4 Reasons To Take A Thermal Monocular To Your Next Hunting Adventures
Once upon a time, it was either a binocular or nothing. This tool was widely embraced by hunters for sporting a kill in the wild. On the other hand, thermal imaging was primarily used by the military and hardcore law enforcement agencies while on the field.
But a lot has since changed and the affordable cost of infrared technology, thanks to recent developments, has led to the widespread availability of consumer-level thermal imaging devices.
Unfortunately, if your loves for hunting dates back to the 80’s and you have not kept up with modern trends, then you may not see much use for a thermal monocular. To help meet this need, we have put together some interesting reasons for an infrared monocular in your next hunting adventure.
Table of Contents
One Device For Night And Day
Imagine having a single scope for spotting a deer in the day and highlighting hogs under the night cover.
Well, thermal imaging cameras provide exceptional nighttime vision that will help you to find animals in total darkness. But not only that, they are also come in handy during the day.
Unlike image-magnifiers, a thermal monocular works both under the heat of the sun as well as in complete darkness.
As most hunters know all too well it is almost impossible to track a young deer in the darkness, a handheld thermal imaging camera is well suited to spot a game in all weather conditions, especially in complete darkness.
Easier To Spot Wildlife
Finding a well camouflaged game can prove very challenging out in the wild. Rabbits hiding in the edge of briar patches or boars camouflaged with the surrounding means a longer wait for the hunter.
Things get a lot easier if you have a thermal imaging camera. In simple words, a thermal monocular is extraordinarily useful to spot clever animals and even distinguish which animal is within your scope.
After using a thermal monocular for a while, you will soon wonder how your back survived all those years hunched over scanning in circles for a game.
Track A Kill More Efficiently
For hunters, the thermal monocular can be very useful when trailing a deer after the shot has been fired as well.
A lot of times, the game will bolt away despite been hit by the shot and it can be difficult to track them in a few scenarios.
Obviously, you could get on the blood trail as is the common practice, but a thermal monocular will make your tracking more efficient.

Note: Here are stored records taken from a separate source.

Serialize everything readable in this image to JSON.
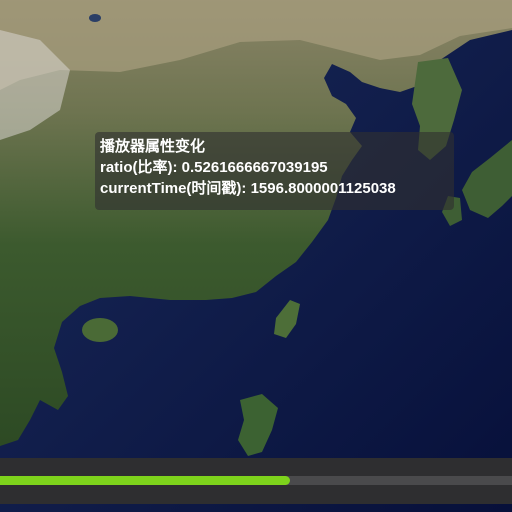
{
  "map_view": {
    "imagery": "satellite",
    "region": "East Asia"
  },
  "info_panel": {
    "title": "播放器属性变化",
    "ratio_line": "ratio(比率): 0.5261666667039195",
    "current_time_line": "currentTime(时间戳): 1596.8000001125038"
  },
  "player": {
    "progress_ratio": 0.5261666667039195,
    "progress_color": "#7ed31c",
    "track_color": "#4a4a4c",
    "bar_color": "#2e2e30"
  }
}
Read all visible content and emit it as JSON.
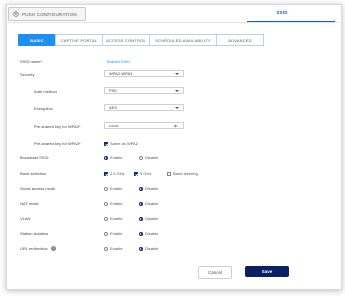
{
  "header": {
    "push_button_label": "PUSH CONFIGURATION",
    "top_tab_label": "SSID"
  },
  "tabs": [
    {
      "label": "BASIC",
      "active": true
    },
    {
      "label": "CAPTIVE PORTAL",
      "active": false
    },
    {
      "label": "ACCESS CONTROL",
      "active": false
    },
    {
      "label": "SCHEDULED AVAILABILITY",
      "active": false
    },
    {
      "label": "ADVANCED",
      "active": false
    }
  ],
  "form": {
    "ssid_name": {
      "label": "SSID name*",
      "value": "Branch SSID"
    },
    "security": {
      "label": "Security",
      "value": "WPA2-WPA3"
    },
    "auth_method": {
      "label": "Auth method",
      "value": "PSK"
    },
    "encryption": {
      "label": "Encryption",
      "value": "AES"
    },
    "psk_wpa2": {
      "label": "Pre-shared key for WPA2*",
      "value": "•••••••"
    },
    "psk_wpa3": {
      "label": "Pre-shared key for WPA3*",
      "checkbox_label": "Same as WPA2",
      "checked": true
    },
    "broadcast_ssid": {
      "label": "Broadcast SSID",
      "options": [
        "Enable",
        "Disable"
      ],
      "selected": "Enable"
    },
    "band_selection": {
      "label": "Band selection",
      "options": [
        "2.4 GHz",
        "5 GHz",
        "Band steering"
      ],
      "checked": [
        true,
        true,
        false
      ]
    },
    "guest_access": {
      "label": "Guest access mode",
      "options": [
        "Enable",
        "Disable"
      ],
      "selected": "Disable"
    },
    "nat_mode": {
      "label": "NAT mode",
      "options": [
        "Enable",
        "Disable"
      ],
      "selected": "Disable"
    },
    "vlan": {
      "label": "VLAN",
      "options": [
        "Enable",
        "Disable"
      ],
      "selected": "Disable"
    },
    "station_isolation": {
      "label": "Station isolation",
      "options": [
        "Enable",
        "Disable"
      ],
      "selected": "Disable"
    },
    "url_redirection": {
      "label": "URL redirection",
      "options": [
        "Enable",
        "Disable"
      ],
      "selected": "Disable"
    }
  },
  "footer": {
    "cancel_label": "Cancel",
    "save_label": "Save"
  },
  "colors": {
    "accent": "#1d8ff0",
    "primary_button": "#0b1f66",
    "radio_selected": "#0a2a7a"
  },
  "icons": {
    "push": "push-config-icon",
    "eye": "eye-icon",
    "info": "info-icon"
  }
}
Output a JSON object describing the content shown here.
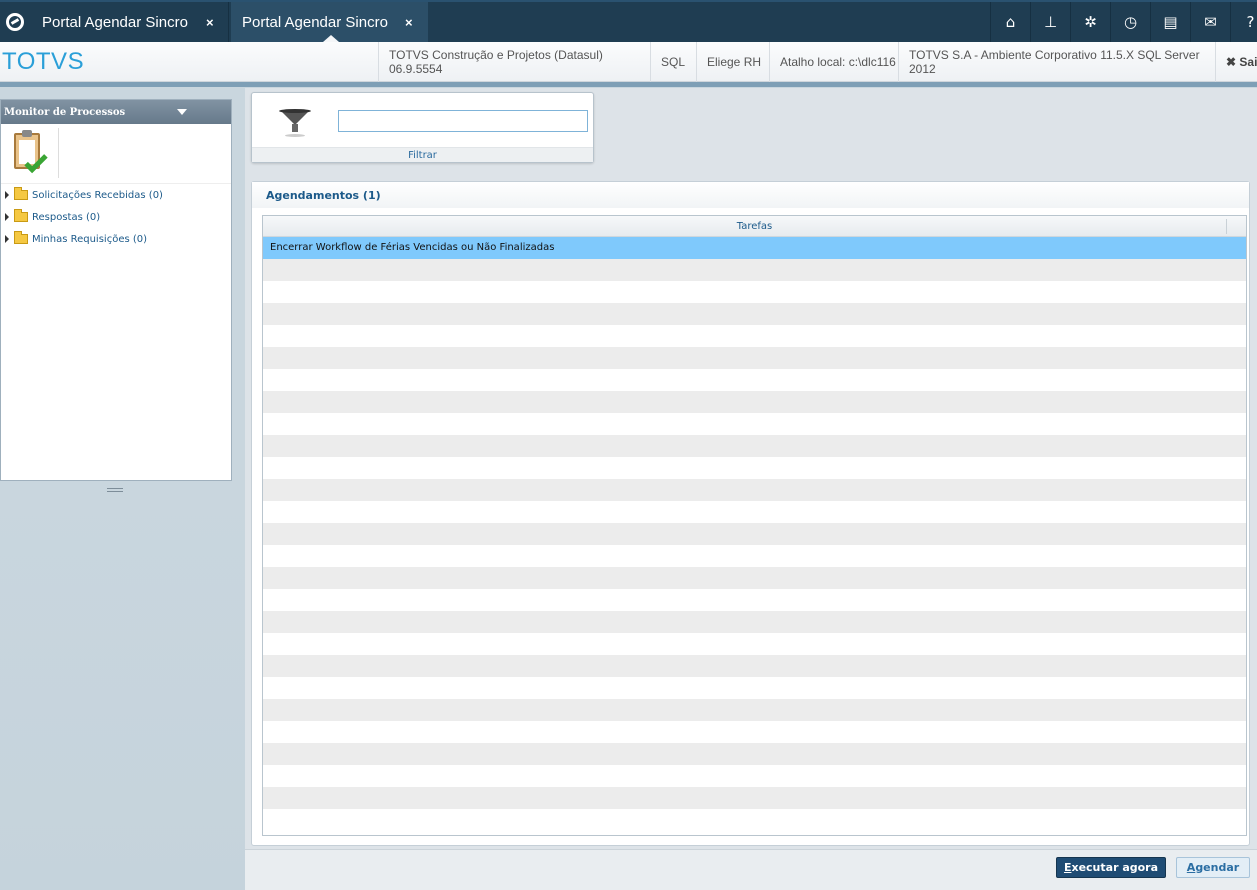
{
  "tabs": [
    {
      "label": "Portal Agendar Sincro",
      "close": "×",
      "active": false
    },
    {
      "label": "Portal Agendar Sincro",
      "close": "×",
      "active": true
    }
  ],
  "top_icons": [
    "home-icon",
    "sitemap-icon",
    "gear-icon",
    "clock-icon",
    "document-icon",
    "mail-icon",
    "help-icon"
  ],
  "top_icon_glyphs": [
    "⌂",
    "⊥",
    "✲",
    "◷",
    "▤",
    "✉",
    "?"
  ],
  "brand": "TOTVS",
  "info": {
    "product": "TOTVS Construção e Projetos (Datasul) 06.9.5554",
    "db": "SQL",
    "user": "Eliege RH",
    "shortcut": "Atalho local: c:\\dlc116",
    "environment": "TOTVS S.A - Ambiente Corporativo 11.5.X SQL Server 2012",
    "logout": "✖ Sair"
  },
  "left_panel": {
    "title": "Monitor de Processos",
    "items": [
      {
        "label": "Solicitações Recebidas (0)"
      },
      {
        "label": "Respostas (0)"
      },
      {
        "label": "Minhas Requisições (0)"
      }
    ]
  },
  "filter": {
    "value": "",
    "label": "Filtrar"
  },
  "schedules": {
    "title": "Agendamentos (1)",
    "column": "Tarefas",
    "rows": [
      "Encerrar Workflow de Férias Vencidas ou Não Finalizadas"
    ]
  },
  "actions": {
    "run_now_first": "E",
    "run_now_rest": "xecutar agora",
    "schedule_first": "A",
    "schedule_rest": "gendar"
  },
  "colors": {
    "accent": "#2a9fd8",
    "header_bg": "#1f3d52",
    "selected_row": "#7fc9fc",
    "primary_button": "#1f4c74"
  }
}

It gets even better in the dark where your vision will probably fail and only a good bloodhound can save the day. However, with a thermal monocular, blood sticks out plainly, and it is easier to read the heat signature of a wounded animal.
To put it simply, a thermal camera is your best companion in tricky situations.
- Hog Hunting At Night: Thermal Scopes And Essential Gear
- 5 Helpful Tips For Night Time Hunting For Safe and Fun Hunts
Catch Your Prey Unawares
Scouting for prey at night is a great cover for the skilled hunter but it also puts the hunter at a disadvantage – poor vision.
To rise above this downside, hunters resort to gadgets that emit light for better visibility. Unfortunately, this means alerts the prey and further makes it more difficult to catch a game unawares.
Thermal imaging provides that stealth mode that helps a hunter to keep a worthwhile distance from the prey without exposing themselves.
With a thermal monocular like the Axion Pulsar thermal scope, you can hunt in absolute silence and from a respectable distance from the prey that keeps you out of harm’s way.
These devices help to keep a camouflage thus putting you at an advantage over the prey.